I actually graduated from one of the schools mentioned in the article. I was back there for an alumni event a few years back. There was a strong scent of fragrance that I believe came from the cleaners used in the building. I left there with a migraine. It’s no wonder there are more kids with asthma.
I suspect that the school districts may not realize that fragrances are in all those cleaners. I actually encountered such thinking when I still worked in the “real” world. This was after I began having migraines 24/7. I somewhat got the attention of management although their primary goal seemed to prove me wrong. I actually had one person tell me that the cleaners that were used did not contain fragrance. She showed me the label which did not list fragrance as an ingredient. Of course it didn’t. It wasn’t required by law to list fragrance. But, what exactly did she think “Fresh Clean Scent” on the label meant?
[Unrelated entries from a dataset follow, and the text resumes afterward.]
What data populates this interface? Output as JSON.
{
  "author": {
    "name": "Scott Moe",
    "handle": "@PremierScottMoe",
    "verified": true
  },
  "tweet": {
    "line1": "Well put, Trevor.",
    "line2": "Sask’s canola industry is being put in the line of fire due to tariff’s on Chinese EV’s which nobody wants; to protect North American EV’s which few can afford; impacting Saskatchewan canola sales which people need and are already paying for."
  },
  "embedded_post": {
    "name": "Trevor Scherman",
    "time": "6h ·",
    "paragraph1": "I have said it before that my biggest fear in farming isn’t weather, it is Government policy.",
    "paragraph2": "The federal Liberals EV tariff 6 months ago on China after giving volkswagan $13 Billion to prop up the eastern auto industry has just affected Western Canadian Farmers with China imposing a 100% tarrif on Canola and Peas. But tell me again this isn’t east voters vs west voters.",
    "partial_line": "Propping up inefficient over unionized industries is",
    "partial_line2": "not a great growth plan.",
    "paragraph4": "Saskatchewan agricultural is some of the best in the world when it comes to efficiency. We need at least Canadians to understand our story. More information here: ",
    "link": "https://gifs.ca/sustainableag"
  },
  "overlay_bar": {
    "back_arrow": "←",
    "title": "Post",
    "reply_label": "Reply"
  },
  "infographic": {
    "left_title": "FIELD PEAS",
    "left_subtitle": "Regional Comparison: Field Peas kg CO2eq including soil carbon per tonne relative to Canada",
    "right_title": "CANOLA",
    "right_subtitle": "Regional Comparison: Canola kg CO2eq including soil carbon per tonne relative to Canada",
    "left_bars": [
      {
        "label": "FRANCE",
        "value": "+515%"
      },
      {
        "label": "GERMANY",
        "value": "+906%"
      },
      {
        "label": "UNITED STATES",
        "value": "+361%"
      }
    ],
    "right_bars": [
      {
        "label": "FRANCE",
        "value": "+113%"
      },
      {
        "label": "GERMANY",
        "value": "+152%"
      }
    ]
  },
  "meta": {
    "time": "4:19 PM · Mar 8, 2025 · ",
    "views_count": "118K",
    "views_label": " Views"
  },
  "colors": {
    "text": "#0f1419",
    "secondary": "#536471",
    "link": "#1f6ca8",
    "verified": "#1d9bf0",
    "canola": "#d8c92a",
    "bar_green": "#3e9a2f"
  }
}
How is your children’s school? You may want to inquire about the chemical cleaners they use.
Just when you think there’s nothing else they can add fragrance to:
This story was in our local paper the other day. In the “Life” section under the heading of Consumer’s Edge. (Consumer’s Edge seems to be where they advertise products by publishing info. from company press releases.)
It seems that two companies (who shall remain nameless so that I don’t give them any publicity) have gotten together and come up with a broom that has an air freshener attached. Their claiming it has a “fresh scent”. One of the company representatives was quoted as saying, “The (aforementioned, unnamed broom) brings true innovation to the broom category, with a clear understandable and detectable benefit to the consumer.” Oh, and it only costs $11.99!
True innovation? I don’t think so. It may be detectable, but it is neither understandable nor a benefit. Just another way to pollute your home environment.